Exercise instructions: Please copy out each entry, word for word.

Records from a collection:

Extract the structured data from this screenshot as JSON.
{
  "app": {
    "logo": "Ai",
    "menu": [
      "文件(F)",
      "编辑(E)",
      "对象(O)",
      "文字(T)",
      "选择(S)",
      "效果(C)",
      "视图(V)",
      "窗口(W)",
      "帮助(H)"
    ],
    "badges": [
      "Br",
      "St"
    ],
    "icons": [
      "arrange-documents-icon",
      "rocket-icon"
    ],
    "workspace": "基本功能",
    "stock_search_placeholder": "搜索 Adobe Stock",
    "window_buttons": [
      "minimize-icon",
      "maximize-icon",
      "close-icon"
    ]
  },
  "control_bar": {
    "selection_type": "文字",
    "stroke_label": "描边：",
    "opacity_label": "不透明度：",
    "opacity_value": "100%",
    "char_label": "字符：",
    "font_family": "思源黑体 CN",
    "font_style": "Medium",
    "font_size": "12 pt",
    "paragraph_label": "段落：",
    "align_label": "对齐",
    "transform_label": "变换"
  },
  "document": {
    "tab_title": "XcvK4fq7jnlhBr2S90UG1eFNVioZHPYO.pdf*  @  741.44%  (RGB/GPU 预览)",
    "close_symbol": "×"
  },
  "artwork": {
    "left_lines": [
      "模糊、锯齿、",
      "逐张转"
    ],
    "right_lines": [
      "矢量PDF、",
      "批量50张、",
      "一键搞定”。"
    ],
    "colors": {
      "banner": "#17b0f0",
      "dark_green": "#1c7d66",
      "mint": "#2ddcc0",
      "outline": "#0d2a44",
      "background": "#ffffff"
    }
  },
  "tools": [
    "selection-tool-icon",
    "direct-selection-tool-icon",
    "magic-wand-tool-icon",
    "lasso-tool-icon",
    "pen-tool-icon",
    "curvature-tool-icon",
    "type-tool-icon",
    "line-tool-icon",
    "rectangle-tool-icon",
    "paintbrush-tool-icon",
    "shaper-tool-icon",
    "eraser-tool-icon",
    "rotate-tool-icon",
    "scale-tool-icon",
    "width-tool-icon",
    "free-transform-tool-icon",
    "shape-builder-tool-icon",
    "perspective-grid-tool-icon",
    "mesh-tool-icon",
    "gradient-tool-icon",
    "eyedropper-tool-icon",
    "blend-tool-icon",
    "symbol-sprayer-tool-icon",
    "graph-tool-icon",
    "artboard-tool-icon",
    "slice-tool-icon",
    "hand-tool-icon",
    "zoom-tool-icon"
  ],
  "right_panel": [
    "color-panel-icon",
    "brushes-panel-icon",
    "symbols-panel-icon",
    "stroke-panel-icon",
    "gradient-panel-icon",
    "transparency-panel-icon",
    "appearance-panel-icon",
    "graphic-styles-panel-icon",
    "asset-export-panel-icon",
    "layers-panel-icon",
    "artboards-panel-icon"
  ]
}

Answer below:
Extract the structured data from this screenshot as JSON.
{
  "app": {
    "logo": "Ai",
    "menu": [
      "文件(F)",
      "编辑(E)",
      "对象(O)",
      "文字(T)",
      "选择(S)",
      "效果(C)",
      "视图(V)",
      "窗口(W)",
      "帮助(H)"
    ],
    "badges": [
      "Br",
      "St"
    ],
    "icons": [
      "arrange-documents-icon",
      "rocket-icon"
    ],
    "workspace": "基本功能",
    "stock_search_placeholder": "搜索 Adobe Stock",
    "window_buttons": [
      "minimize-icon",
      "maximize-icon",
      "close-icon"
    ]
  },
  "control_bar": {
    "selection_type": "文字",
    "stroke_label": "描边：",
    "opacity_label": "不透明度：",
    "opacity_value": "100%",
    "char_label": "字符：",
    "font_family": "思源黑体 CN",
    "font_style": "Medium",
    "font_size": "12 pt",
    "paragraph_label": "段落：",
    "align_label": "对齐",
    "transform_label": "变换"
  },
  "document": {
    "tab_title": "XcvK4fq7jnlhBr2S90UG1eFNVioZHPYO.pdf*  @  741.44%  (RGB/GPU 预览)",
    "close_symbol": "×"
  },
  "artwork": {
    "left_lines": [
      "模糊、锯齿、",
      "逐张转"
    ],
    "right_lines": [
      "矢量PDF、",
      "批量50张、",
      "一键搞定”。"
    ],
    "colors": {
      "banner": "#17b0f0",
      "dark_green": "#1c7d66",
      "mint": "#2ddcc0",
      "outline": "#0d2a44",
      "background": "#ffffff"
    }
  },
  "tools": [
    "selection-tool-icon",
    "direct-selection-tool-icon",
    "magic-wand-tool-icon",
    "lasso-tool-icon",
    "pen-tool-icon",
    "curvature-tool-icon",
    "type-tool-icon",
    "line-tool-icon",
    "rectangle-tool-icon",
    "paintbrush-tool-icon",
    "shaper-tool-icon",
    "eraser-tool-icon",
    "rotate-tool-icon",
    "scale-tool-icon",
    "width-tool-icon",
    "free-transform-tool-icon",
    "shape-builder-tool-icon",
    "perspective-grid-tool-icon",
    "mesh-tool-icon",
    "gradient-tool-icon",
    "eyedropper-tool-icon",
    "blend-tool-icon",
    "symbol-sprayer-tool-icon",
    "graph-tool-icon",
    "artboard-tool-icon",
    "slice-tool-icon",
    "hand-tool-icon",
    "zoom-tool-icon"
  ],
  "right_panel": [
    "color-panel-icon",
    "brushes-panel-icon",
    "symbols-panel-icon",
    "stroke-panel-icon",
    "gradient-panel-icon",
    "transparency-panel-icon",
    "appearance-panel-icon",
    "graphic-styles-panel-icon",
    "asset-export-panel-icon",
    "layers-panel-icon",
    "artboards-panel-icon"
  ]
}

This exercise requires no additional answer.